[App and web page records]
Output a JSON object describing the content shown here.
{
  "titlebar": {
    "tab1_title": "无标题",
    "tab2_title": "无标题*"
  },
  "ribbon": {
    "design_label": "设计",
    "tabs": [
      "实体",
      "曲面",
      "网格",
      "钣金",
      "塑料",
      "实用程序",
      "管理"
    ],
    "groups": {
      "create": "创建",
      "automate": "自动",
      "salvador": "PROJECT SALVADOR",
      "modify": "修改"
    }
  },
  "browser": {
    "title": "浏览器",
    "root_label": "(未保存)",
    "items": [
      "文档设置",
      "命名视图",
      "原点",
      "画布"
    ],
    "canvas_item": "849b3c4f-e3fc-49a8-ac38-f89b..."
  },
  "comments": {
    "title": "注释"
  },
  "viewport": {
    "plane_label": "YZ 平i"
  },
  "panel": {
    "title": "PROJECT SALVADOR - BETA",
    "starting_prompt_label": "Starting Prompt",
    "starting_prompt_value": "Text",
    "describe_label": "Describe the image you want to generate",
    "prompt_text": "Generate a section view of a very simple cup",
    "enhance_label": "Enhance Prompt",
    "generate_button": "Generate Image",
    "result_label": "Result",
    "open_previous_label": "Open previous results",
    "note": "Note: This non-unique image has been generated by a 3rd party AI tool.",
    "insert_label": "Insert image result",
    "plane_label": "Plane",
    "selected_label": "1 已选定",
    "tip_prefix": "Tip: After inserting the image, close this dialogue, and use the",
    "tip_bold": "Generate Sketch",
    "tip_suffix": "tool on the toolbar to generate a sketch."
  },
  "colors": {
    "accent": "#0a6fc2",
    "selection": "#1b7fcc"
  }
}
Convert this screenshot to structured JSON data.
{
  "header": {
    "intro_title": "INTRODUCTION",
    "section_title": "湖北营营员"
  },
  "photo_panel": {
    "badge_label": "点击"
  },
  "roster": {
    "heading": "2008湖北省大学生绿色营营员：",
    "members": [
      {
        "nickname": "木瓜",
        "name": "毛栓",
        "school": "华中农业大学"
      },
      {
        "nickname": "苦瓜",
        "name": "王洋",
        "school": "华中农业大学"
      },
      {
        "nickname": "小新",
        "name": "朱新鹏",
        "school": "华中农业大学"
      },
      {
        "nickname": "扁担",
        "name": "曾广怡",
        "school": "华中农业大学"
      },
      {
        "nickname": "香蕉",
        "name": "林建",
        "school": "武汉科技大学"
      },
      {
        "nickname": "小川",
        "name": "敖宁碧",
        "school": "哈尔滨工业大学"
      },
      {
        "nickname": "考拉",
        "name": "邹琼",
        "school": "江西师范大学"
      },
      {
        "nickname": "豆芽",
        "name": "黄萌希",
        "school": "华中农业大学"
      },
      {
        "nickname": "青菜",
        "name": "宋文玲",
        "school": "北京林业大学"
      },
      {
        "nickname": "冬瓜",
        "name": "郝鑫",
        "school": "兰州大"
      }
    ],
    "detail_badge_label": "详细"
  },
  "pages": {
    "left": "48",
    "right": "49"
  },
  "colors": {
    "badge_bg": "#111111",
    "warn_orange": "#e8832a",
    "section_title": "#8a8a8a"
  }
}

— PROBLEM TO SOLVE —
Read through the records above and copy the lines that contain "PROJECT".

— ANSWER SPACE —
      "salvador": "PROJECT SALVADOR",
    "title": "PROJECT SALVADOR - BETA",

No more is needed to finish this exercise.